Segment Start: Supplied entries

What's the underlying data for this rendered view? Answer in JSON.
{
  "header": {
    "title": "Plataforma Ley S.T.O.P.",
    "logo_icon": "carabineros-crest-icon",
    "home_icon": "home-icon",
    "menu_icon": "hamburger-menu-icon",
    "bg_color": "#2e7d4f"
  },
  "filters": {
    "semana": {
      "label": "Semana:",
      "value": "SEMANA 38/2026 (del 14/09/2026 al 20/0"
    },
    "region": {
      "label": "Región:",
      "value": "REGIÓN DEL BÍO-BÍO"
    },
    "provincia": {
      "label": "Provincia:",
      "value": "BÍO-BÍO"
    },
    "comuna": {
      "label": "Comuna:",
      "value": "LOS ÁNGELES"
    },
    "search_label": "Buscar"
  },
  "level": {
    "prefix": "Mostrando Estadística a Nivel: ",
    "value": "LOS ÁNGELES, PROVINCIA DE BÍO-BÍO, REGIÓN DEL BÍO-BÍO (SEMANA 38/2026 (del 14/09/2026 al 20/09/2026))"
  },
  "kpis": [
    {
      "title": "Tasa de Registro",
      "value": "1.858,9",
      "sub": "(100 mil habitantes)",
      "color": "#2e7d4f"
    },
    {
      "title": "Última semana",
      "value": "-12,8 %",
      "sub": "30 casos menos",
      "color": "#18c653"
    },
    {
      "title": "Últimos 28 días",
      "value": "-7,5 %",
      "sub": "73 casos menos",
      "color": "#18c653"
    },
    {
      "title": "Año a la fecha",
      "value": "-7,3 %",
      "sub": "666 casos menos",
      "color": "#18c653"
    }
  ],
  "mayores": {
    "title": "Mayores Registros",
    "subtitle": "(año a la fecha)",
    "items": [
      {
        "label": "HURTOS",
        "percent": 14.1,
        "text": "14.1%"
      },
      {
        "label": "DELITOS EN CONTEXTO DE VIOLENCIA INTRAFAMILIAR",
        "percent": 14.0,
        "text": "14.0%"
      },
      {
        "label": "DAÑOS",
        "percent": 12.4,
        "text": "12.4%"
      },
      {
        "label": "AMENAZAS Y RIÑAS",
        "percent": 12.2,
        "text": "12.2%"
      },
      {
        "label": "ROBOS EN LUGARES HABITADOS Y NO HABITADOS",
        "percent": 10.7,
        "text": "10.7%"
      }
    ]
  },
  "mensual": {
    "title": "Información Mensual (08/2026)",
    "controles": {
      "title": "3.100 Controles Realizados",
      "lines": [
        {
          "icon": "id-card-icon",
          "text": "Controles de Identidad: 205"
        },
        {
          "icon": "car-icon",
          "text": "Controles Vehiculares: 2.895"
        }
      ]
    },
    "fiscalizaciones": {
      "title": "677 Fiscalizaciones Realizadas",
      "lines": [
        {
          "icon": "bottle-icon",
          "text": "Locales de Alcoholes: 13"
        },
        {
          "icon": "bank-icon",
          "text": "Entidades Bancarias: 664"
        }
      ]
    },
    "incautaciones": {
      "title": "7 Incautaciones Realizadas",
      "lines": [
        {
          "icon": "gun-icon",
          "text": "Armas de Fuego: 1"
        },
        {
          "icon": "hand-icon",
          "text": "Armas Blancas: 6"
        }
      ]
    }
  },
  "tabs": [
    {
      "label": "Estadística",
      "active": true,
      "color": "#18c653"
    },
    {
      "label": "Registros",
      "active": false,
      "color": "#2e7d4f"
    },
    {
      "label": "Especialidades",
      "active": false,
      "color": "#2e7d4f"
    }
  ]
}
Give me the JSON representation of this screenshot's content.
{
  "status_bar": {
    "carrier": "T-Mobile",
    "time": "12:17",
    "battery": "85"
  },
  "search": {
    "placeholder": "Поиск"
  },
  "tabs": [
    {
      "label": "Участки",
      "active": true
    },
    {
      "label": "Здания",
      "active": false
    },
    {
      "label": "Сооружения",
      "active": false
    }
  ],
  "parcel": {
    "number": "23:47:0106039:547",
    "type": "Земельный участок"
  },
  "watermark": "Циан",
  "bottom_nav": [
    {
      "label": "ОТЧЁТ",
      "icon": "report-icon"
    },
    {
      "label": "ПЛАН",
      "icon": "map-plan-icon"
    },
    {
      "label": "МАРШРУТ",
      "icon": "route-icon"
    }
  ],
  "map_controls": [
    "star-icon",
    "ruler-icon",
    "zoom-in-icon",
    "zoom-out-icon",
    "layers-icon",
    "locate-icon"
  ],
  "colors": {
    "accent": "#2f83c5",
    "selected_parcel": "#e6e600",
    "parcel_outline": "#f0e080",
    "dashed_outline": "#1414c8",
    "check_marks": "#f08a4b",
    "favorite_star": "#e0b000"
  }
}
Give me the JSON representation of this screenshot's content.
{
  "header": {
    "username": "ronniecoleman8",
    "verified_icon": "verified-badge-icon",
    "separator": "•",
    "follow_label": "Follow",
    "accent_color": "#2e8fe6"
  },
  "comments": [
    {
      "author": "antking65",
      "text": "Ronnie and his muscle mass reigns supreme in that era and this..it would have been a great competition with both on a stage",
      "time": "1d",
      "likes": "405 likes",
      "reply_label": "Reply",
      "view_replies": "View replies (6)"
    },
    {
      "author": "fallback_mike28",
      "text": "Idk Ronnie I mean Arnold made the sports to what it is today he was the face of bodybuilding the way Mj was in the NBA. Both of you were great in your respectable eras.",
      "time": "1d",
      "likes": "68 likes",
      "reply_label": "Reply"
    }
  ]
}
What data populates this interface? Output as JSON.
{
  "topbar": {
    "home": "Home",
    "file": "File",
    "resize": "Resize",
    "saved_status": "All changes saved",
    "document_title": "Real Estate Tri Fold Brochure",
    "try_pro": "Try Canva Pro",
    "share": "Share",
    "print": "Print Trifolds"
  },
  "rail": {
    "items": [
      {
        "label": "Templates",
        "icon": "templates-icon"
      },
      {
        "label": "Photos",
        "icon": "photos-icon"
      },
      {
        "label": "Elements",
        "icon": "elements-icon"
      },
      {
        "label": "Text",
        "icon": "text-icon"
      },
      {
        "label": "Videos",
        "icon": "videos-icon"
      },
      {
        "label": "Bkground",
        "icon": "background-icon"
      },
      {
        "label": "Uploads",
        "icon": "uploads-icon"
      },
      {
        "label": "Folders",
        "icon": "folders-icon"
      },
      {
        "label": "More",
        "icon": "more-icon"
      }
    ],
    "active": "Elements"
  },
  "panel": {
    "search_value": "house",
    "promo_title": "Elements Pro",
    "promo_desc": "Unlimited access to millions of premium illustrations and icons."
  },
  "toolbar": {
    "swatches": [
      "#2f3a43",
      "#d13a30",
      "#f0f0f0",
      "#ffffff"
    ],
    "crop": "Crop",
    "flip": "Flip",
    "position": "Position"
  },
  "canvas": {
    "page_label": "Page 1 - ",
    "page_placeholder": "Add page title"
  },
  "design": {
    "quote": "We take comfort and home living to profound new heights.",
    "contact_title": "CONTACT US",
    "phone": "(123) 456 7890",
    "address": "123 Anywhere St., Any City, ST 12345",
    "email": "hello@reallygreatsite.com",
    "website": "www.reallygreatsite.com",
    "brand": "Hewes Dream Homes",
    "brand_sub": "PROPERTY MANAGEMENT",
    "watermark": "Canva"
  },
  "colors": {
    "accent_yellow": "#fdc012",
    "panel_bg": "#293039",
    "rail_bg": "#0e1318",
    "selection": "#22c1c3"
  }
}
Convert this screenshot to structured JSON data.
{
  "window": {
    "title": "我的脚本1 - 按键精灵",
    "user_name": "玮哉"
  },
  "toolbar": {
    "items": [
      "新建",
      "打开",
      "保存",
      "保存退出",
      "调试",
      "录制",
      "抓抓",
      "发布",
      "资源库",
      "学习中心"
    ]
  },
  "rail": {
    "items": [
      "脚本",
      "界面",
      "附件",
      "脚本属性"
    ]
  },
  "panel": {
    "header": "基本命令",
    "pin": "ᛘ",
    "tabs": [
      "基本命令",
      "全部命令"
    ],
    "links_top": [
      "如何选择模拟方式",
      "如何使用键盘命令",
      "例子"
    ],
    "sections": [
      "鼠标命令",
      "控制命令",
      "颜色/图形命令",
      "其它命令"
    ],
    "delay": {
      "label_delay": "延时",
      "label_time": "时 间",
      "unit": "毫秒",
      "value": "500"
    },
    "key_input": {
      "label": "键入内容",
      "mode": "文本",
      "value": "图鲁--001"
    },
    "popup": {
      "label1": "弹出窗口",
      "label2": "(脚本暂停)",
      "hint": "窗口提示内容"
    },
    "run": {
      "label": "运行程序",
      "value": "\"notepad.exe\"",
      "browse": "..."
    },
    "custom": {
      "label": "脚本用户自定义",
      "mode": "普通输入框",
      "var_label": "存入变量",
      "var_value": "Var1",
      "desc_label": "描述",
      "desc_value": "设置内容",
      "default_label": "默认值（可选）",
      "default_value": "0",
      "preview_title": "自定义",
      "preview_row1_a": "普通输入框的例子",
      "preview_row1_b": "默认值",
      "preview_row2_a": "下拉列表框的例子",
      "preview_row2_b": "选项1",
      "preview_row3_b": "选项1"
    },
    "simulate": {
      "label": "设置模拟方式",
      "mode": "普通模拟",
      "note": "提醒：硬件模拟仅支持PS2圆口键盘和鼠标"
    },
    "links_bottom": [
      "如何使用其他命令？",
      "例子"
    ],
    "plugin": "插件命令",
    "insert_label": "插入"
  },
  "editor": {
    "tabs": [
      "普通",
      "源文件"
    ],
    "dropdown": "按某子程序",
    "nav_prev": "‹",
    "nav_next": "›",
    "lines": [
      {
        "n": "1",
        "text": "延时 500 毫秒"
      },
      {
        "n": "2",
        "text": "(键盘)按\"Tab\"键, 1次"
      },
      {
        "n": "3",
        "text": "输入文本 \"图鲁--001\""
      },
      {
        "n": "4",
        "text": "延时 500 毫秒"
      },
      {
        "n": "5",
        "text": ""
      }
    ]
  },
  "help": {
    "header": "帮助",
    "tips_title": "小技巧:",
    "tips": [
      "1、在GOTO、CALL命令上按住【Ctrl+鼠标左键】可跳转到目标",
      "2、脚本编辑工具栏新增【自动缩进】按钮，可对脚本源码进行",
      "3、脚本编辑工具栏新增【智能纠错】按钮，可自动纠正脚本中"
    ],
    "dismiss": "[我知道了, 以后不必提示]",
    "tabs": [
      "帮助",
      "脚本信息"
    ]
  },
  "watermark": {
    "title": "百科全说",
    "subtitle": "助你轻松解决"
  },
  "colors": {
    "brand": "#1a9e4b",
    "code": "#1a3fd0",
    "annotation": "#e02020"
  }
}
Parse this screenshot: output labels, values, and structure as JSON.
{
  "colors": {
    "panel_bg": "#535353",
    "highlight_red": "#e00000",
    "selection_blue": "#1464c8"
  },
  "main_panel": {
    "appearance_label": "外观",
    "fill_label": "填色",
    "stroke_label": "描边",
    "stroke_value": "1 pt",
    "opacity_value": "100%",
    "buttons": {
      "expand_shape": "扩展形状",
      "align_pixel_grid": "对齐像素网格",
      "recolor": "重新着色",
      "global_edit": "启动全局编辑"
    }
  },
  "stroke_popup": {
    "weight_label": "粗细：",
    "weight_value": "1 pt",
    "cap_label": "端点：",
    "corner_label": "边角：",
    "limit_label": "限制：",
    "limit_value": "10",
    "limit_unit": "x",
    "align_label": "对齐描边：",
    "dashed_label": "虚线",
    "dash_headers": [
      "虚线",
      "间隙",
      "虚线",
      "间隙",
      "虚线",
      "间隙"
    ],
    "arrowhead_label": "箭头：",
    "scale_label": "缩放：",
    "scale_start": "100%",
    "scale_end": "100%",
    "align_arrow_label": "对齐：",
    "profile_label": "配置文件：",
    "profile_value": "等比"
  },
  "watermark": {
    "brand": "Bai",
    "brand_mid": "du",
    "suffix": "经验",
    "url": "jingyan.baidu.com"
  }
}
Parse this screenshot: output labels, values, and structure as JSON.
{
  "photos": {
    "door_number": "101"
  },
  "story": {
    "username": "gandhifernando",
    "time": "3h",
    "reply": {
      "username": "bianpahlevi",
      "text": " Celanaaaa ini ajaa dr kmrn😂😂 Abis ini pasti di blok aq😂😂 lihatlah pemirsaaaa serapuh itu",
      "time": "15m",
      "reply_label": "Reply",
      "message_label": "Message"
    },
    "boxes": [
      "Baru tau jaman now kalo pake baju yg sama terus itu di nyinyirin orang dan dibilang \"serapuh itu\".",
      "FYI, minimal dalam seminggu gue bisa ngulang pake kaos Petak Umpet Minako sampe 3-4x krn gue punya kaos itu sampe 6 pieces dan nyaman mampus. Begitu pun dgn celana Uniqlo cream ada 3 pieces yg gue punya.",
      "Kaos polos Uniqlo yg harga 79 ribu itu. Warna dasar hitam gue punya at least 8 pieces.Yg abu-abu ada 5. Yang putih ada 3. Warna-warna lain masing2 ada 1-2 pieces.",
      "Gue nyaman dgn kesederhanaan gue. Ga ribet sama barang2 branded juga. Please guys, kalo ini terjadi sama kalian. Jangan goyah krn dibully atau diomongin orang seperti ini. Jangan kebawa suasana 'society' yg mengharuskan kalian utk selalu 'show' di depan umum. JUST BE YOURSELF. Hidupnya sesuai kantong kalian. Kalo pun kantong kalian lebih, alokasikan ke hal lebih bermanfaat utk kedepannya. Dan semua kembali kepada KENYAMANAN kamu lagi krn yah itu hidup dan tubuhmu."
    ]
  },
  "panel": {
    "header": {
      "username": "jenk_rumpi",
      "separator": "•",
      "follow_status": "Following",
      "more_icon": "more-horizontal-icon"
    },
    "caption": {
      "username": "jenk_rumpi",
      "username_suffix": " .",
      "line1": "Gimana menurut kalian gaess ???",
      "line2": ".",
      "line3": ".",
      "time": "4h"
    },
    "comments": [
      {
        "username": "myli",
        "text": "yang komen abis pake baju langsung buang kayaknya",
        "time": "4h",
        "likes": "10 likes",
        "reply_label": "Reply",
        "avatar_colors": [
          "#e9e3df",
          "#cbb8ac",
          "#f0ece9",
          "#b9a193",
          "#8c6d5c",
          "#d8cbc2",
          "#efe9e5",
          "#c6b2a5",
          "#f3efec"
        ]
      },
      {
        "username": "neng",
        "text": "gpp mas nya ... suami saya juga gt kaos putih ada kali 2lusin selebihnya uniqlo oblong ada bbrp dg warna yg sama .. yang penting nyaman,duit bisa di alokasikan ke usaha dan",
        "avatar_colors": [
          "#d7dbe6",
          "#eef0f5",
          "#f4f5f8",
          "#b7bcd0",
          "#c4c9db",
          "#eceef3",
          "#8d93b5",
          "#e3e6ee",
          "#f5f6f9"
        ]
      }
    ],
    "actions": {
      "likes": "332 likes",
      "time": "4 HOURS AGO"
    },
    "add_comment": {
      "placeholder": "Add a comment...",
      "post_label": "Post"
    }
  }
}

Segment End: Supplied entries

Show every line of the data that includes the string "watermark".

  "watermark": "Циан",
    "watermark": "Canva"
  "watermark": {
  "watermark": {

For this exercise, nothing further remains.